Mayor pro tem Jane Newberry attended the meeting and gave a report to Mayor Lorrie Worthey and the trustees July 16. “Correct me if I'm wrong, but I think we made some really good inroads and answered some questions,” she said. “There are some things we can't answer by law but we did answer some procedural questions. I felt pretty good about it.”

According to Newberry's notes, the group discussed a move to un-incorporate the town, complained about the delay in the video-taping of board meetings as well as the lack of communication between the board and the citizens.

On the issue of the recall, Newberry wrote that Billie Harwood reported that she has secured an attorney to advise the group about recall procedures. Harwood is a summer resident from Texas.

Worthey bristled at Newberry's notes stating that Judy Lofland Weidner “informed the group that Mayor Worthey is trying to get the $60 fee waived to receive state archives for Green Mountain Falls and if she cannot get the fee waived, Mayor Worthey will pay the fee herself.”

Worthey kept her cool but denied the report. “I am not getting involved with this, never said anything about paying money and the $60 fee,” she said. “I want to make that public, that this is incorrect.”

Newberry stood her ground. “I just wrote down what people said,” she said.

The next day, Worthey commented, “It is not true that I offered to pay the $60 fee,” she said. “I don't know where that came from. As an elected official I was not involved in the request for the archives or the town charter.”

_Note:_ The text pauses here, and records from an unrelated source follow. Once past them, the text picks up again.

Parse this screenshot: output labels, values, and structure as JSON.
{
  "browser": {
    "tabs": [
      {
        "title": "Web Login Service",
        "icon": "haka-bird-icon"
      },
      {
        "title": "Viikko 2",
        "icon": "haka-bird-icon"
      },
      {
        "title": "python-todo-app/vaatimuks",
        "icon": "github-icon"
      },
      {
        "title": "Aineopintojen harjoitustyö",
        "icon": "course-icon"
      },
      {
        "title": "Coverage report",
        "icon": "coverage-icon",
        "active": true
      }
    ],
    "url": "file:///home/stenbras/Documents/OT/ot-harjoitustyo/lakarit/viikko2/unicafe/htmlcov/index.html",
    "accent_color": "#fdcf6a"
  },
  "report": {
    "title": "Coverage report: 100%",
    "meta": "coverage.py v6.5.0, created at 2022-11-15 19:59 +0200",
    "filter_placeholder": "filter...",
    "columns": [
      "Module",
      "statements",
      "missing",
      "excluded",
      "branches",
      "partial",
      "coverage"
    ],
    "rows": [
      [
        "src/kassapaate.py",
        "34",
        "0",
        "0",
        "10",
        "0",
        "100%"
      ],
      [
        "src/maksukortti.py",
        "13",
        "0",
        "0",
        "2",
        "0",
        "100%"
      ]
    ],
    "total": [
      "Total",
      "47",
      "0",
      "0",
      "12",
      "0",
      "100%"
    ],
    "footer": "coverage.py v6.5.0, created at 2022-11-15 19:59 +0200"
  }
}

At the request of Dick Lackmond, Worthey set the board meeting of Aug. 6 for a public discussion.